With markets down, it could be time to harvest tax losses or perhaps convert a traditional IRA to a Roth retirement account. What's scarier than Superman, the 415-foot tower roller coaster at Six Flags Magic Mountain in Valencia, California, that hits triple digit speeds? Some investors might say the recent stock market gyrations. (Photo courtesy Six Flags) Is the recent stock market drop freaking you out? How about the roller coaster ride back up, at least for a while, today? Yeah, it's worse than many stomach-churning amusement park rides and I'm right there, holding a barf bag, with you. But... Read more →


The tax law changes under the Tax Cuts and Jobs Act (TCJA) and its effect on withholding wreaked havoc this filing season. Some folks found, much to their dismay (and stronger reactions…) that for the first time in their tax-paying lives they owed taxes because they didn't have enough tax withheld from their paychecks. The Internal Revenue Service saw this coming. It tried to warn folks, encouraging them to adjust their withholding so that they wouldn't face this predicament. Then the IRS announced an easing of the penalty owed if you under withheld. Twice. Now, with the 2019 tax season... Read more →

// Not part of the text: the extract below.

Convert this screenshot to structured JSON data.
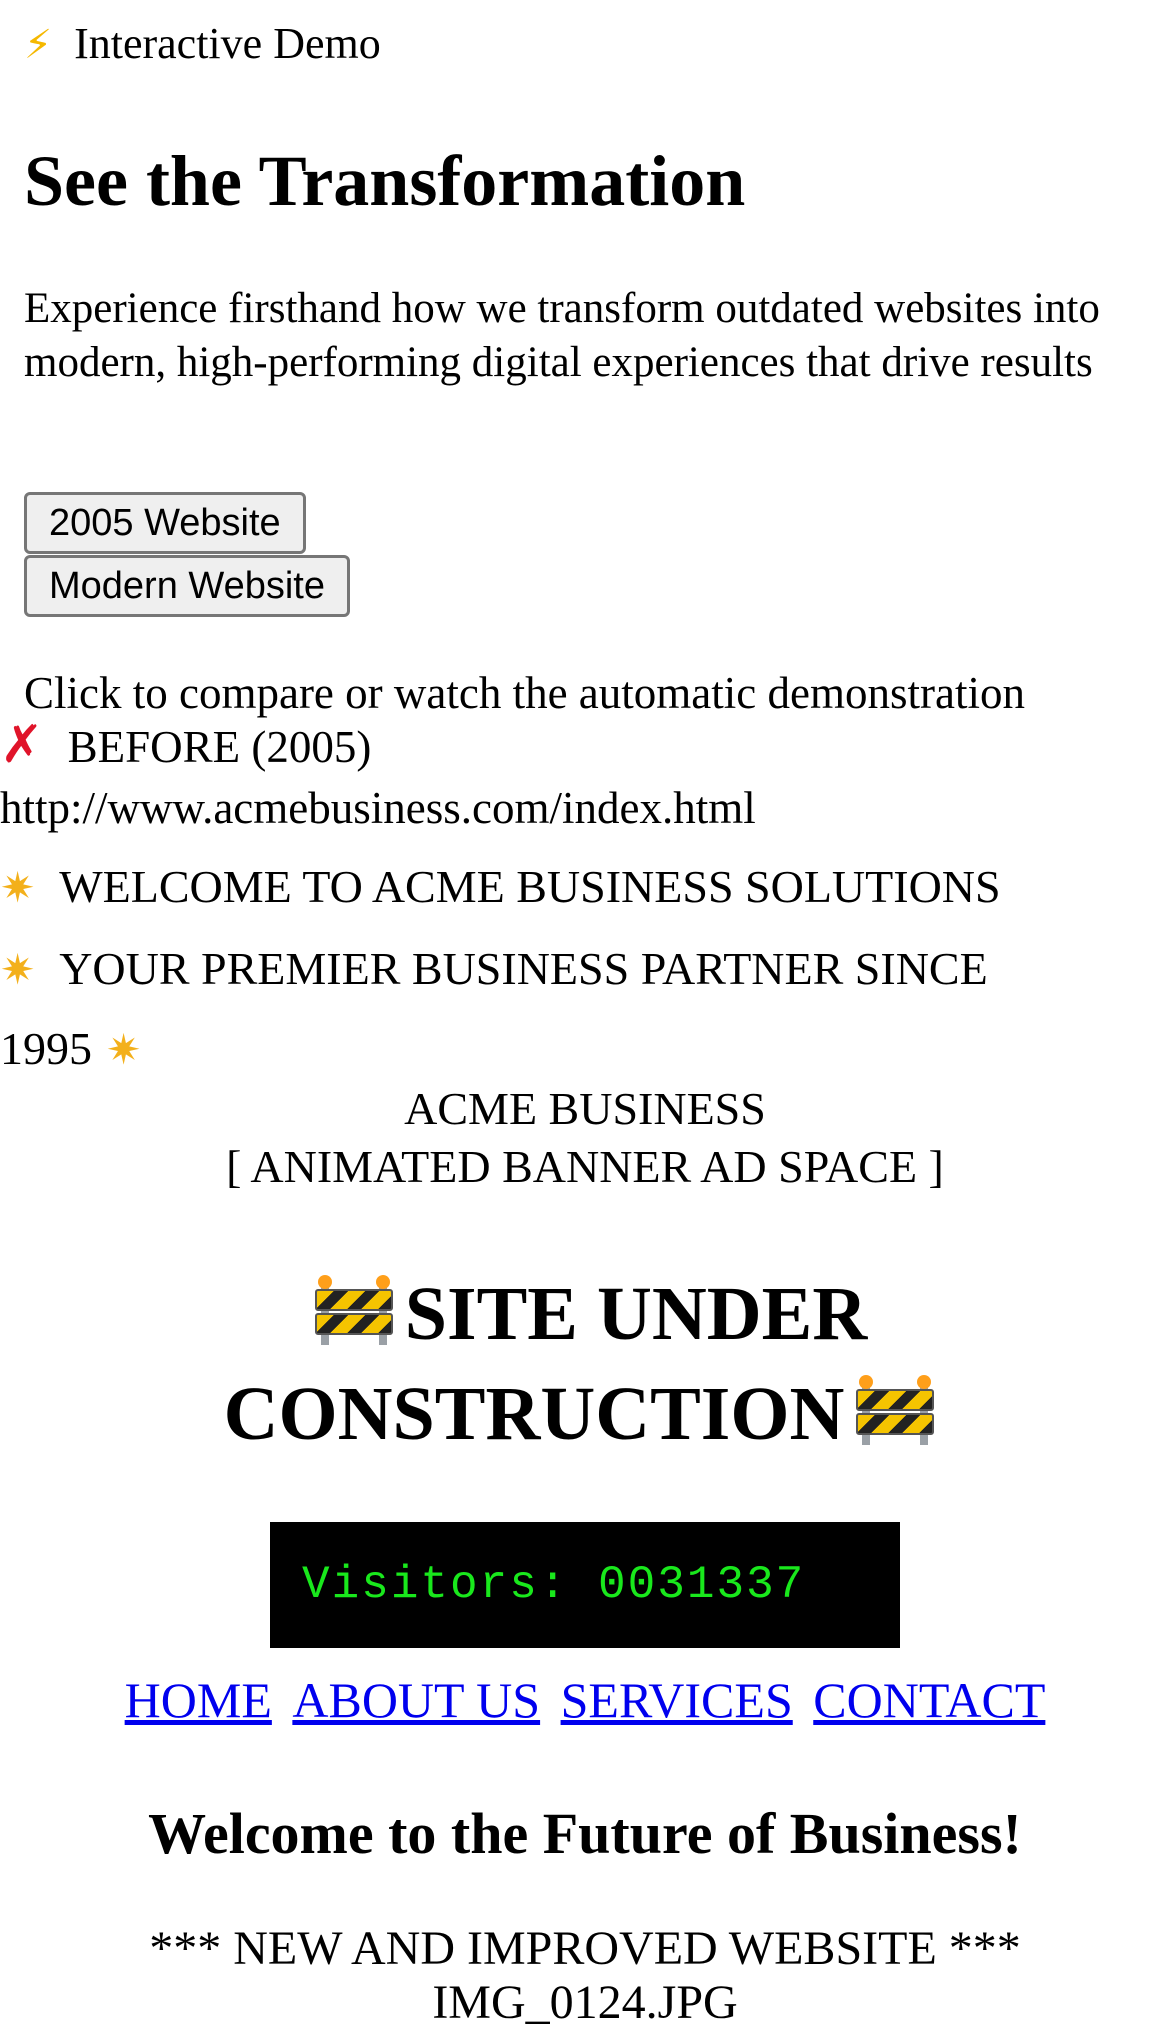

Click screenshot to watch Sen. Rick Scott's full discussion on CNBC of the U.S.-China trade war and his tariff tax break suggestion. Everyone except trade warrior Donald J. Trump views tariffs as taxes on consumers. To offset tariffs' added costs to U.S. buyers, one Republican lawmaker is calling for a corresponding tax cut. "Anything we raise in tariffs we ought to give back to the public in tax reductions so that it doesn't impact American families," Sen. Rick Scott of Florida said Monday (Aug. 12) during an appearance on CNBC's Squawk Box. The Sunshine State's junior U.S. Senator didn't provide... Read more →